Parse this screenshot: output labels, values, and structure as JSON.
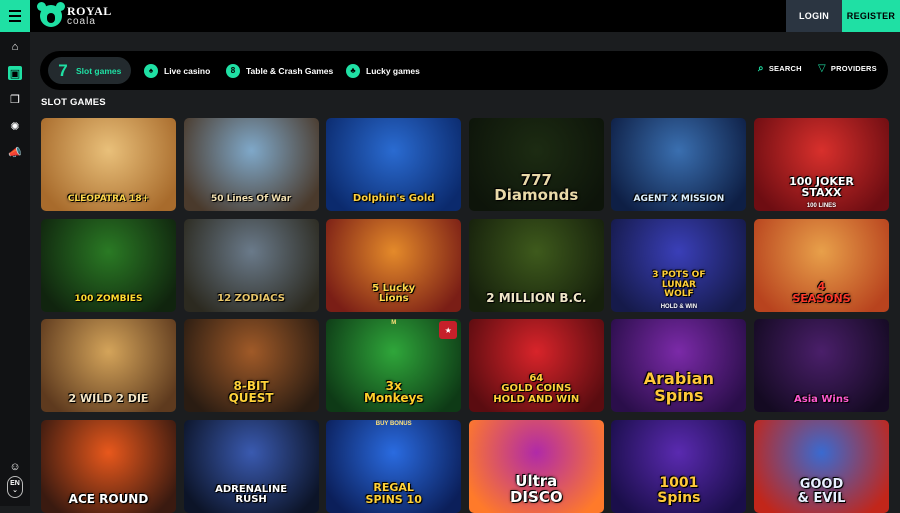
{
  "header": {
    "logo_top": "ROYAL",
    "logo_bottom": "coala",
    "login_label": "LOGIN",
    "register_label": "REGISTER"
  },
  "sidebar": {
    "items": [
      {
        "icon": "home-icon",
        "glyph": "⌂",
        "active": false
      },
      {
        "icon": "slots-icon",
        "glyph": "▣",
        "active": true
      },
      {
        "icon": "cards-icon",
        "glyph": "❐",
        "active": false
      },
      {
        "icon": "settings-icon",
        "glyph": "✺",
        "active": false
      },
      {
        "icon": "promotions-icon",
        "glyph": "📣",
        "active": false
      }
    ],
    "chat_glyph": "☺",
    "language": "EN",
    "language_arrow": "⌄"
  },
  "tabs": [
    {
      "label": "Slot games",
      "icon": "seven-icon",
      "glyph": "7",
      "active": true
    },
    {
      "label": "Live casino",
      "icon": "spade-chip-icon",
      "glyph": "♠",
      "active": false
    },
    {
      "label": "Table & Crash Games",
      "icon": "eight-ball-icon",
      "glyph": "8",
      "active": false
    },
    {
      "label": "Lucky games",
      "icon": "clover-icon",
      "glyph": "♣",
      "active": false
    }
  ],
  "tools": {
    "search_label": "SEARCH",
    "search_icon": "search-icon",
    "providers_label": "PROVIDERS",
    "providers_icon": "filter-icon"
  },
  "section_title": "SLOT GAMES",
  "games": [
    {
      "title": "CLEOPATRA 18+",
      "color1": "#e9c07a",
      "color2": "#a86b2c",
      "text_color": "#ffd84a",
      "size": 9
    },
    {
      "title": "50 Lines Of War",
      "color1": "#7fa8c9",
      "color2": "#4a3a2c",
      "text_color": "#f2e0b0",
      "size": 9
    },
    {
      "title": "Dolphin's Gold",
      "color1": "#2a6bd1",
      "color2": "#0b2a6d",
      "text_color": "#ffd23f",
      "size": 10
    },
    {
      "title": "777\nDiamonds",
      "color1": "#1c2b12",
      "color2": "#0d140a",
      "text_color": "#e9d9a8",
      "size": 15
    },
    {
      "title": "AGENT X MISSION",
      "color1": "#3a6fb0",
      "color2": "#0e1f45",
      "text_color": "#dff2ff",
      "size": 9
    },
    {
      "title": "100 JOKER\nSTAXX",
      "sub": "100 LINES",
      "color1": "#d8302c",
      "color2": "#6e0d12",
      "text_color": "#ffffff",
      "size": 11
    },
    {
      "title": "100 ZOMBIES",
      "color1": "#2a7a24",
      "color2": "#10240e",
      "text_color": "#ffdc2e",
      "size": 9
    },
    {
      "title": "12 ZODIACS",
      "color1": "#6a7a8a",
      "color2": "#2c2a20",
      "text_color": "#e8c66a",
      "size": 10
    },
    {
      "title": "5 Lucky\nLions",
      "color1": "#e48a2a",
      "color2": "#7a1e16",
      "text_color": "#ffd94a",
      "size": 10
    },
    {
      "title": "2 MILLION B.C.",
      "color1": "#3e5a1c",
      "color2": "#16200c",
      "text_color": "#f0e6c8",
      "size": 12
    },
    {
      "title": "3 POTS OF\nLUNAR\nWOLF",
      "sub": "HOLD & WIN",
      "color1": "#3a3fb8",
      "color2": "#151a4a",
      "text_color": "#ffcf3a",
      "size": 9
    },
    {
      "title": "4\nSEASONS",
      "color1": "#e8a04a",
      "color2": "#b8431e",
      "text_color": "#ff3a2a",
      "size": 11
    },
    {
      "title": "2 WILD 2 DIE",
      "color1": "#d4a45a",
      "color2": "#5e3a1e",
      "text_color": "#f5e6c6",
      "size": 11
    },
    {
      "title": "8-BIT\nQUEST",
      "color1": "#a05a28",
      "color2": "#2a1c12",
      "text_color": "#ffd23a",
      "size": 12
    },
    {
      "title": "3x\nMonkeys",
      "tag": "M",
      "badge": "★",
      "color1": "#2fa63a",
      "color2": "#0e3a16",
      "text_color": "#ffcf2a",
      "size": 12
    },
    {
      "title": "64\nGOLD COINS\nHOLD AND WIN",
      "color1": "#d8242a",
      "color2": "#5a0c10",
      "text_color": "#ffd13a",
      "size": 10
    },
    {
      "title": "Arabian\nSpins",
      "color1": "#7b2aa8",
      "color2": "#2a0e4a",
      "text_color": "#ffc83a",
      "size": 16
    },
    {
      "title": "Asia Wins",
      "color1": "#4a1f6a",
      "color2": "#140a22",
      "text_color": "#ff5ad0",
      "size": 10
    },
    {
      "title": "ACE ROUND",
      "color1": "#e8581c",
      "color2": "#3a1a10",
      "text_color": "#ffffff",
      "size": 12
    },
    {
      "title": "ADRENALINE\nRUSH",
      "color1": "#3a5ab0",
      "color2": "#0c1428",
      "text_color": "#ffffff",
      "size": 10
    },
    {
      "title": "REGAL\nSPINS 10",
      "tag": "BUY BONUS",
      "color1": "#2a6be0",
      "color2": "#0b1f5a",
      "text_color": "#ffd23a",
      "size": 11
    },
    {
      "title": "Ultra\nDISCO",
      "color1": "#b02aa8",
      "color2": "#ff7a2a",
      "text_color": "#ffffff",
      "size": 15
    },
    {
      "title": "1001\nSpins",
      "color1": "#5a2ab0",
      "color2": "#1a0e4a",
      "text_color": "#ffc83a",
      "size": 14
    },
    {
      "title": "GOOD\n& EVIL",
      "color1": "#3a6ad0",
      "color2": "#c2261a",
      "text_color": "#e8f0ff",
      "size": 13
    }
  ]
}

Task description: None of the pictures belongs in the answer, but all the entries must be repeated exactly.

Answer below:
Parse this screenshot: output labels, values, and structure as JSON.
{
  "header": {
    "logo_top": "ROYAL",
    "logo_bottom": "coala",
    "login_label": "LOGIN",
    "register_label": "REGISTER"
  },
  "sidebar": {
    "items": [
      {
        "icon": "home-icon",
        "glyph": "⌂",
        "active": false
      },
      {
        "icon": "slots-icon",
        "glyph": "▣",
        "active": true
      },
      {
        "icon": "cards-icon",
        "glyph": "❐",
        "active": false
      },
      {
        "icon": "settings-icon",
        "glyph": "✺",
        "active": false
      },
      {
        "icon": "promotions-icon",
        "glyph": "📣",
        "active": false
      }
    ],
    "chat_glyph": "☺",
    "language": "EN",
    "language_arrow": "⌄"
  },
  "tabs": [
    {
      "label": "Slot games",
      "icon": "seven-icon",
      "glyph": "7",
      "active": true
    },
    {
      "label": "Live casino",
      "icon": "spade-chip-icon",
      "glyph": "♠",
      "active": false
    },
    {
      "label": "Table & Crash Games",
      "icon": "eight-ball-icon",
      "glyph": "8",
      "active": false
    },
    {
      "label": "Lucky games",
      "icon": "clover-icon",
      "glyph": "♣",
      "active": false
    }
  ],
  "tools": {
    "search_label": "SEARCH",
    "search_icon": "search-icon",
    "providers_label": "PROVIDERS",
    "providers_icon": "filter-icon"
  },
  "section_title": "SLOT GAMES",
  "games": [
    {
      "title": "CLEOPATRA 18+",
      "color1": "#e9c07a",
      "color2": "#a86b2c",
      "text_color": "#ffd84a",
      "size": 9
    },
    {
      "title": "50 Lines Of War",
      "color1": "#7fa8c9",
      "color2": "#4a3a2c",
      "text_color": "#f2e0b0",
      "size": 9
    },
    {
      "title": "Dolphin's Gold",
      "color1": "#2a6bd1",
      "color2": "#0b2a6d",
      "text_color": "#ffd23f",
      "size": 10
    },
    {
      "title": "777\nDiamonds",
      "color1": "#1c2b12",
      "color2": "#0d140a",
      "text_color": "#e9d9a8",
      "size": 15
    },
    {
      "title": "AGENT X MISSION",
      "color1": "#3a6fb0",
      "color2": "#0e1f45",
      "text_color": "#dff2ff",
      "size": 9
    },
    {
      "title": "100 JOKER\nSTAXX",
      "sub": "100 LINES",
      "color1": "#d8302c",
      "color2": "#6e0d12",
      "text_color": "#ffffff",
      "size": 11
    },
    {
      "title": "100 ZOMBIES",
      "color1": "#2a7a24",
      "color2": "#10240e",
      "text_color": "#ffdc2e",
      "size": 9
    },
    {
      "title": "12 ZODIACS",
      "color1": "#6a7a8a",
      "color2": "#2c2a20",
      "text_color": "#e8c66a",
      "size": 10
    },
    {
      "title": "5 Lucky\nLions",
      "color1": "#e48a2a",
      "color2": "#7a1e16",
      "text_color": "#ffd94a",
      "size": 10
    },
    {
      "title": "2 MILLION B.C.",
      "color1": "#3e5a1c",
      "color2": "#16200c",
      "text_color": "#f0e6c8",
      "size": 12
    },
    {
      "title": "3 POTS OF\nLUNAR\nWOLF",
      "sub": "HOLD & WIN",
      "color1": "#3a3fb8",
      "color2": "#151a4a",
      "text_color": "#ffcf3a",
      "size": 9
    },
    {
      "title": "4\nSEASONS",
      "color1": "#e8a04a",
      "color2": "#b8431e",
      "text_color": "#ff3a2a",
      "size": 11
    },
    {
      "title": "2 WILD 2 DIE",
      "color1": "#d4a45a",
      "color2": "#5e3a1e",
      "text_color": "#f5e6c6",
      "size": 11
    },
    {
      "title": "8-BIT\nQUEST",
      "color1": "#a05a28",
      "color2": "#2a1c12",
      "text_color": "#ffd23a",
      "size": 12
    },
    {
      "title": "3x\nMonkeys",
      "tag": "M",
      "badge": "★",
      "color1": "#2fa63a",
      "color2": "#0e3a16",
      "text_color": "#ffcf2a",
      "size": 12
    },
    {
      "title": "64\nGOLD COINS\nHOLD AND WIN",
      "color1": "#d8242a",
      "color2": "#5a0c10",
      "text_color": "#ffd13a",
      "size": 10
    },
    {
      "title": "Arabian\nSpins",
      "color1": "#7b2aa8",
      "color2": "#2a0e4a",
      "text_color": "#ffc83a",
      "size": 16
    },
    {
      "title": "Asia Wins",
      "color1": "#4a1f6a",
      "color2": "#140a22",
      "text_color": "#ff5ad0",
      "size": 10
    },
    {
      "title": "ACE ROUND",
      "color1": "#e8581c",
      "color2": "#3a1a10",
      "text_color": "#ffffff",
      "size": 12
    },
    {
      "title": "ADRENALINE\nRUSH",
      "color1": "#3a5ab0",
      "color2": "#0c1428",
      "text_color": "#ffffff",
      "size": 10
    },
    {
      "title": "REGAL\nSPINS 10",
      "tag": "BUY BONUS",
      "color1": "#2a6be0",
      "color2": "#0b1f5a",
      "text_color": "#ffd23a",
      "size": 11
    },
    {
      "title": "Ultra\nDISCO",
      "color1": "#b02aa8",
      "color2": "#ff7a2a",
      "text_color": "#ffffff",
      "size": 15
    },
    {
      "title": "1001\nSpins",
      "color1": "#5a2ab0",
      "color2": "#1a0e4a",
      "text_color": "#ffc83a",
      "size": 14
    },
    {
      "title": "GOOD\n& EVIL",
      "color1": "#3a6ad0",
      "color2": "#c2261a",
      "text_color": "#e8f0ff",
      "size": 13
    }
  ]
}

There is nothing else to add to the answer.